◆ **Action item**: Scan the entries and copy each line where the word "JSON" is present.

◆ **Task input**:
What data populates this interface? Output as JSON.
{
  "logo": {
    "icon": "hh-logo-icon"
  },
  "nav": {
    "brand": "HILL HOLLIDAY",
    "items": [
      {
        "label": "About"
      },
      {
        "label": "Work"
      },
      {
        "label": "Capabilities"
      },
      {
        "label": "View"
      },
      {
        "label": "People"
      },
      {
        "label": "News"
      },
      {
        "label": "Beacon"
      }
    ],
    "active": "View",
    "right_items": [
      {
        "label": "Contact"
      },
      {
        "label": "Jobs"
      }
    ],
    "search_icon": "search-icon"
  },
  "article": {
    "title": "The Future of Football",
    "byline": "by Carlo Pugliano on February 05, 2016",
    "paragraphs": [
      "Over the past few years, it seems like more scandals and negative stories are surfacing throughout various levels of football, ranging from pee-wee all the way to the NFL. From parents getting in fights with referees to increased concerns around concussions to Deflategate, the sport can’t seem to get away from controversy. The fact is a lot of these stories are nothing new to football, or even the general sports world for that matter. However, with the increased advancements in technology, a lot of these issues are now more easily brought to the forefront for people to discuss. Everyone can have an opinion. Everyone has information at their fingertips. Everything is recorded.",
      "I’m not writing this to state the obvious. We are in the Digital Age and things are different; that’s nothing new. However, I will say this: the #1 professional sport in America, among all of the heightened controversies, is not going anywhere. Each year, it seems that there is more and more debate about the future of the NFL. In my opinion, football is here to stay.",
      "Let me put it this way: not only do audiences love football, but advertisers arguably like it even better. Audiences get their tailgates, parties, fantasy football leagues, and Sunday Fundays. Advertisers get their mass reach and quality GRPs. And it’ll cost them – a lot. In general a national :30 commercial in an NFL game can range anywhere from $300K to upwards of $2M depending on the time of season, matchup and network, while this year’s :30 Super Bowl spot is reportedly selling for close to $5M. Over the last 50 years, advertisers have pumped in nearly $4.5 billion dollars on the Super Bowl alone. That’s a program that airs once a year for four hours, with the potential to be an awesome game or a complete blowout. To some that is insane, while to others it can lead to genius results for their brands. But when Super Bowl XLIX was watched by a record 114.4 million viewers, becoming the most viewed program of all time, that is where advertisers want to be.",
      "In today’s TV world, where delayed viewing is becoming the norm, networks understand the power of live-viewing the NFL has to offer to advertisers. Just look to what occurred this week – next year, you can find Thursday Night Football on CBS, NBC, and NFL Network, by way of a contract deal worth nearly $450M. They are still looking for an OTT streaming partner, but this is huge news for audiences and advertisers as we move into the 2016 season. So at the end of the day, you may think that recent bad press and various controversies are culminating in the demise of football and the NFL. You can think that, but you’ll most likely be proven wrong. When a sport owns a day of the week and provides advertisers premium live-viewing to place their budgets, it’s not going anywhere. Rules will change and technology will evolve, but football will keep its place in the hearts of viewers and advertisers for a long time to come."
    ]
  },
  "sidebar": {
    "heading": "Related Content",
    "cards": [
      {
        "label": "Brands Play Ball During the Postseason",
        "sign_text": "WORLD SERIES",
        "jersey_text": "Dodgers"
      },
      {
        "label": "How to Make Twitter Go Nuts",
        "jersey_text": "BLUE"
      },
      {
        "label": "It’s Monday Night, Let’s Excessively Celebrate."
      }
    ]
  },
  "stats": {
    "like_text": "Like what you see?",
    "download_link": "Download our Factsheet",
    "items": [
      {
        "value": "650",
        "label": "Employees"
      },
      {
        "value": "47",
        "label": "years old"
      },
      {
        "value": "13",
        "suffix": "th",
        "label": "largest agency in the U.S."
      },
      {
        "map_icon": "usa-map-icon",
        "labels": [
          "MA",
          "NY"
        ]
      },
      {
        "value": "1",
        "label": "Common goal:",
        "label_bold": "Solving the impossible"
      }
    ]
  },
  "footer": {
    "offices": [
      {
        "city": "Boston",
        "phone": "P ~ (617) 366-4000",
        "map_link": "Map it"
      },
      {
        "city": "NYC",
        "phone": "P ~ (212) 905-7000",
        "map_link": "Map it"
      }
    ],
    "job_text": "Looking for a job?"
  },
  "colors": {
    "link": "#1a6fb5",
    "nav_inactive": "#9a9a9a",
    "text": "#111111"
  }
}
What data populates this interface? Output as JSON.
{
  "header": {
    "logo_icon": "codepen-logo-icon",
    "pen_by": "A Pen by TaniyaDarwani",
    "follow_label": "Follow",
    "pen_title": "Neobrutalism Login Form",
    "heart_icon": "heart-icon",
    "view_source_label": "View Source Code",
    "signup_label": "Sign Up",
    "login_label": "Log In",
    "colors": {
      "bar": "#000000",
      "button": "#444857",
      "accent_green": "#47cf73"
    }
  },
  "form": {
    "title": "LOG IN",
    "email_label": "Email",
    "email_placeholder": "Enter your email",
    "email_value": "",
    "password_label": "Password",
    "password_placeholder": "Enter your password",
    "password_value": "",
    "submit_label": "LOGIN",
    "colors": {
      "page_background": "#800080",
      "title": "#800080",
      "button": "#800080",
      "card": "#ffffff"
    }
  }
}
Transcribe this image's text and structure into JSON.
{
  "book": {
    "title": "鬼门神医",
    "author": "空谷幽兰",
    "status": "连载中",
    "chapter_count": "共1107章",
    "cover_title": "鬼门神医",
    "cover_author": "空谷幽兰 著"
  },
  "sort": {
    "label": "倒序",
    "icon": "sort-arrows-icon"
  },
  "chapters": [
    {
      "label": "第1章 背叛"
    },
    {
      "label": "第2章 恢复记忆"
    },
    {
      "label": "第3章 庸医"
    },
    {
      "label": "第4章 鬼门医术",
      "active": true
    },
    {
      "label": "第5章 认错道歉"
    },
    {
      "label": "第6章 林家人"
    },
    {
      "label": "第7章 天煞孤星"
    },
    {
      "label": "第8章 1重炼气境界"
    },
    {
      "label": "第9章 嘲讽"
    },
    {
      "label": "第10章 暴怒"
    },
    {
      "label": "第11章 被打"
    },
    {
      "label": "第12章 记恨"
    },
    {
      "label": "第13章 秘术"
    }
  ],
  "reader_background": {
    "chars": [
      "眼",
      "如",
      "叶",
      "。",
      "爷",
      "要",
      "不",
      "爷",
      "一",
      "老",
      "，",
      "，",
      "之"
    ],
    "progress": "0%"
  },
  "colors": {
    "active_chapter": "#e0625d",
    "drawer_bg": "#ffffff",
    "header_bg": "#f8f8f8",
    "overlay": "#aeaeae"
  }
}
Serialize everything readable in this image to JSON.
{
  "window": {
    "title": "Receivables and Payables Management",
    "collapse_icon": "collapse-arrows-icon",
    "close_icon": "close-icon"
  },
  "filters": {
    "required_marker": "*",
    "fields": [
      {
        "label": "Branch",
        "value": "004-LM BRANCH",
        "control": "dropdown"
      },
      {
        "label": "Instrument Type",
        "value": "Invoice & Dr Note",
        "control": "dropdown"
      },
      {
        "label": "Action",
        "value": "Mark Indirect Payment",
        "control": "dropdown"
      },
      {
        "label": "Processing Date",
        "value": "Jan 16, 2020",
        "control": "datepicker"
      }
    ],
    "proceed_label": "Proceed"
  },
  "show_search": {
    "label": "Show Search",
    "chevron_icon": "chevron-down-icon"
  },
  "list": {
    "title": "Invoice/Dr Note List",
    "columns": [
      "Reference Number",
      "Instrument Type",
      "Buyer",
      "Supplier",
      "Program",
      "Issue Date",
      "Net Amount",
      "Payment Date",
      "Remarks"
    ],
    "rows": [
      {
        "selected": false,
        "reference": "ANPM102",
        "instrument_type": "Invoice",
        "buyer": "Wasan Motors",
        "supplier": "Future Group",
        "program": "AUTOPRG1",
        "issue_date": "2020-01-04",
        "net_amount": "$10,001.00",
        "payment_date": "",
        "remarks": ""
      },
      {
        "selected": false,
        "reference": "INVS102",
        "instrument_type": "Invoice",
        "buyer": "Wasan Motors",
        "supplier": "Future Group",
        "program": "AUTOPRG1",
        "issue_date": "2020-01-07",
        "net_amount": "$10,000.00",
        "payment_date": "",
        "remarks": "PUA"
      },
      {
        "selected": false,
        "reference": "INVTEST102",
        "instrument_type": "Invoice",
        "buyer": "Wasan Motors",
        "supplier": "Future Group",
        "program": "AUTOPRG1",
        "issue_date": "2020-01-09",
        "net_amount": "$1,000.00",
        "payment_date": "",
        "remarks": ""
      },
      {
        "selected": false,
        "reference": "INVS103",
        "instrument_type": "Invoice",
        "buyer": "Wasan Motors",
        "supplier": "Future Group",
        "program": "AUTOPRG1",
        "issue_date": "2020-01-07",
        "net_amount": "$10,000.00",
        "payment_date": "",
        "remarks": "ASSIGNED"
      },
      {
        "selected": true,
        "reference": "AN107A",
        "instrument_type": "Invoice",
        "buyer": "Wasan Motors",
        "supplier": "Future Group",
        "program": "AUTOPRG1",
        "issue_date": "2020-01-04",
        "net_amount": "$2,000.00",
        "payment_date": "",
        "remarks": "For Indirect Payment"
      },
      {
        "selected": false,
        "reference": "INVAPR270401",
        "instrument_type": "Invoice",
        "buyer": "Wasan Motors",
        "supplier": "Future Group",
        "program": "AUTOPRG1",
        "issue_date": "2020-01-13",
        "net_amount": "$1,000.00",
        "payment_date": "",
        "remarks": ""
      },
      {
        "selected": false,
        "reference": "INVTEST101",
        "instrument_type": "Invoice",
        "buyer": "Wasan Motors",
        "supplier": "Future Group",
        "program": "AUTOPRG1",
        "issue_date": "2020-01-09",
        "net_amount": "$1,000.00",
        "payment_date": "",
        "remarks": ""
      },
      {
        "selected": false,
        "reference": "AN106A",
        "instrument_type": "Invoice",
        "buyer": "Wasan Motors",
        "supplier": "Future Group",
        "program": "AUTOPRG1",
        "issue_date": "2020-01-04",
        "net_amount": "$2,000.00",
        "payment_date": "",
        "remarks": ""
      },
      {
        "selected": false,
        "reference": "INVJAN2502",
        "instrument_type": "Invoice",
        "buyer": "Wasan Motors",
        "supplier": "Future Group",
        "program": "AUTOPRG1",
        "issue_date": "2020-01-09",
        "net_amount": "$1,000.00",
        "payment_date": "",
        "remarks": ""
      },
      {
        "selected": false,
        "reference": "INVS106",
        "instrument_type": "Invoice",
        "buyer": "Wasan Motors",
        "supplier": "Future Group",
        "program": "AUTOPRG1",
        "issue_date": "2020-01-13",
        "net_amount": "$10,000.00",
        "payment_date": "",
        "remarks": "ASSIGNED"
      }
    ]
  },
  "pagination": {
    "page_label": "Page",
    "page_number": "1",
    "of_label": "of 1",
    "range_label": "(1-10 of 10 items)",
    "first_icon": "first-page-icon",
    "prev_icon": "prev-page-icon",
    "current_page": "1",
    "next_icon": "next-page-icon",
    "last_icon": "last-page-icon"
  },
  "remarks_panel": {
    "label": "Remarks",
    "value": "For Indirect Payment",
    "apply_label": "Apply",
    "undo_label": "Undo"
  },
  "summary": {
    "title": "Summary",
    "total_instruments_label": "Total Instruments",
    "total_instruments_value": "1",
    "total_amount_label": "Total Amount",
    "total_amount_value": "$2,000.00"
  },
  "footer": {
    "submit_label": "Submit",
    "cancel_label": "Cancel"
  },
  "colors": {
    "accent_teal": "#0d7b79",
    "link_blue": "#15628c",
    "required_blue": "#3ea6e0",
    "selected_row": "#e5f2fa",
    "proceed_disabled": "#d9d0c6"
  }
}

◆ **Exercise response**:
What data populates this interface? Output as JSON.
What data populates this interface? Output as JSON.
Transcribe this image's text and structure into JSON.
Serialize everything readable in this image to JSON.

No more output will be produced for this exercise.